Visitor Information

While the Louisiana Office of Tourism, which is located at 1051 N. Third St., Room 327, Baton Rouge, LA 70802 (tel. 800/33-GUMBO;, is happy to send you a Louisiana Tour Guide and official state driving map, they also advise you check out their extremely thorough website first, with downloadable maps, eTour Guide, bike routes and tours, cultural happenings statewide, and the ability to create a personalized travel planner for your visit, including flight and lodging reservations.

While en route, you can also stop in at any of Louisiana's Visitor Centers, located along Interstates 10, 20, 49, 55, and 59, as well as U.S. Highways 61 and 84. There are also Welcome Centers in the Capitol Complex in downtown Baton Rouge, as well as in Jackson Square in the center of New Orleans' French Quarter. They are typically open daily from 8:30am to 5pm.

Getting There

By Plane -- Louisiana has three major airports servicing domestic and international flights: Louis Armstrong International in New Orleans (tel. 504/464-0831;, Baton Rouge Metropolitan in the state capitol (tel. 225/355-0333;, and, to the north, Shreveport Regional Airport (tel. 318/673-5370;

By Train -- Amtrak's Crescent Line (tel. 800/872-7245; starts in New York City and ends in New Orleans, making stops in the Midwest and Tennessee along the way.

By Car -- I-49 begins in the north in Shreveport, and runs all the way south to Lafayette, where it ends at the intersection with I-10. I-10 enters the state in the west from Texas, passes through Lake Charles, Lafayette, Baton Rouge, around the south side of Lake Pontchartrain, and into New Orleans in the east. In the north portion of the state, I-20 begins in Texas in the west, passes through Shreveport, and heads east into Monroe and, eventually, exits into Mississippi.

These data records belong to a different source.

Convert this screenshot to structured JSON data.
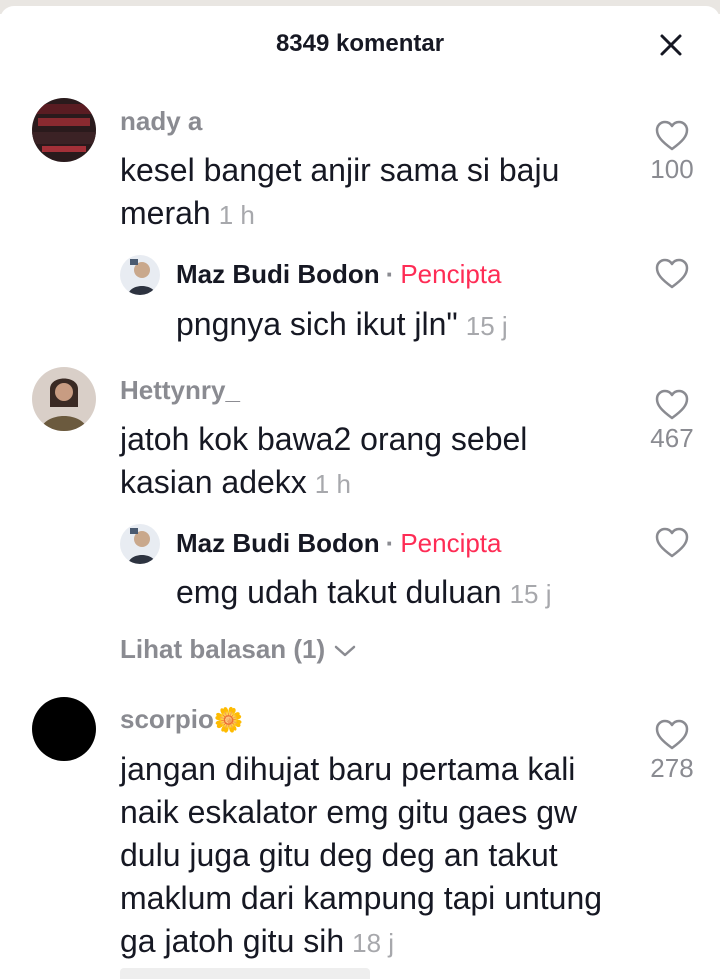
{
  "header": {
    "title": "8349 komentar",
    "close_icon": "close-icon"
  },
  "comments": [
    {
      "username": "nady a",
      "text": "kesel banget anjir sama si baju merah",
      "time": "1 h",
      "likes": "100",
      "reply": {
        "username": "Maz Budi Bodon",
        "badge": "Pencipta",
        "text": "pngnya sich ikut jln\"",
        "time": "15 j"
      }
    },
    {
      "username": "Hettynry_",
      "text": "jatoh kok bawa2 orang sebel kasian adekx",
      "time": "1 h",
      "likes": "467",
      "reply": {
        "username": "Maz Budi Bodon",
        "badge": "Pencipta",
        "text": "emg udah takut duluan",
        "time": "15 j"
      },
      "view_replies": "Lihat balasan (1)"
    },
    {
      "username": "scorpio",
      "username_emoji": "🌼",
      "text": "jangan dihujat baru pertama kali naik eskalator emg gitu gaes gw dulu juga gitu deg deg an takut maklum dari kampung tapi untung ga jatoh gitu sih",
      "time": "18 j",
      "likes": "278"
    }
  ],
  "colors": {
    "accent": "#fe2c55",
    "muted": "#8a8b91",
    "text": "#161823"
  }
}
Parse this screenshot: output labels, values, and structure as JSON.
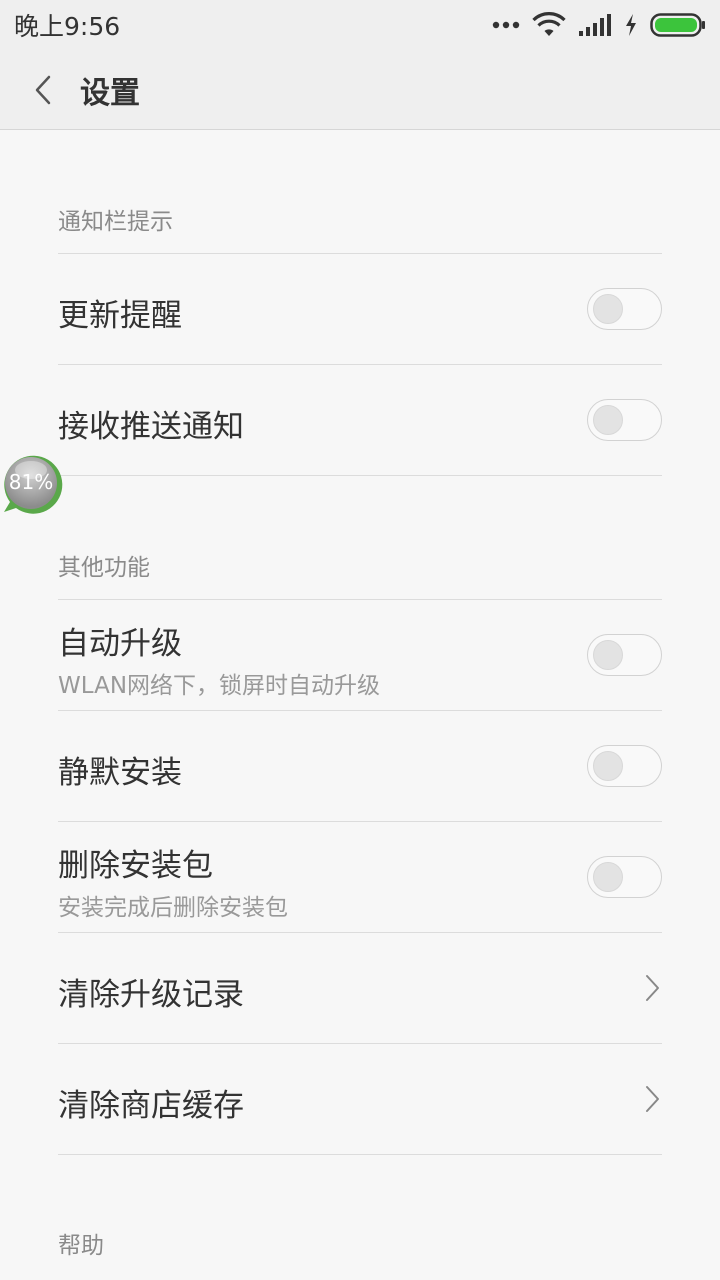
{
  "status_bar": {
    "time": "晚上9:56",
    "icons": [
      "more-dots-icon",
      "wifi-icon",
      "signal-icon",
      "charging-icon",
      "battery-icon"
    ],
    "battery_color": "#3cc43c"
  },
  "header": {
    "title": "设置",
    "back_icon": "chevron-left-icon"
  },
  "sections": [
    {
      "header": "通知栏提示",
      "items": [
        {
          "title": "更新提醒",
          "control": "toggle",
          "on": false
        },
        {
          "title": "接收推送通知",
          "control": "toggle",
          "on": false
        }
      ]
    },
    {
      "header": "其他功能",
      "items": [
        {
          "title": "自动升级",
          "subtitle": "WLAN网络下，锁屏时自动升级",
          "control": "toggle",
          "on": false
        },
        {
          "title": "静默安装",
          "control": "toggle",
          "on": false
        },
        {
          "title": "删除安装包",
          "subtitle": "安装完成后删除安装包",
          "control": "toggle",
          "on": false
        },
        {
          "title": "清除升级记录",
          "control": "chevron"
        },
        {
          "title": "清除商店缓存",
          "control": "chevron"
        }
      ]
    },
    {
      "header": "帮助",
      "items": []
    }
  ],
  "floating_bubble": {
    "text": "81%",
    "ring_color": "#5aa84a"
  }
}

Special Events

Of course, two of Louisiana's most well-known festivals are held in the Big Easy, and both soldiered on despite the massive devastation (and the slow and seemingly plagued rebuilding effort) from Hurricane Katrina. Despite the fact that much of worst-hit areas of NOLA (the Ninth Ward and areas just south of Lake Pontchartrain, where the now-repaired levees broke) remain in rubble, many restaurants are still shuttered, and support staff is at an all-time low, this only seemed to bolster the need to continue the city's most beloved traditions. The New Orleans Jazz & Heritage Festival ( long ago grew beyond what its name promises, with big names in contemporary and pop music sharing the same stage as jazz greats, old and new. The post-Katrina spirit inspired new songs dedicated to the people of New Orleans, and even brought favorite son Fats Domino out of retirement to perform in 2006, drawing legions of thrilled music lovers to spend much-needed tourist dollars.

The pre-Lenten festival of Mardi Gras (, typically held in February, was certainly scaled back in 2006, with most of the parade routes sequestered to St. Charles Avenue and curfew restrictions enforced, but it nonetheless went on as scheduled. The weeklong celebration still had colorful parades, nonstop music, and "krewe" balls (named after the groups responsible for each of the spectacular floats you see, as well as keeping the parades going for all these years). In fact, while some of the floats were badly ravaged in post-Katrina flooding, their krewe members decided to incorporate the flood's damage into their work, instead of taking a pass on the parade.

Often overlooked but delightfully whimsical is Halloween in New Orleans, when parades and balls full of intricately costumed revelers will bedazzle you with their outrageous outfits, and the spookiness of the city is exhumed for one wickedly glorious day (or two -- Louisianans are known for their capacity to celebrate).

In October, Shreveport's weeklong Red River Revel arts festival ( is equally fun for kids and adults, with musical acts like Shooter Jennings (the very talented son of Waylon), the Fabulous Thunderbirds, and Marc Broussard; mock geological digs, face painting, and juggling workshops for children; and a ton of artisans showing their wares.

Note: This information was accurate when it was published, but can change without notice. Please be sure to confirm all rates and details directly with the companies in question before planning your trip.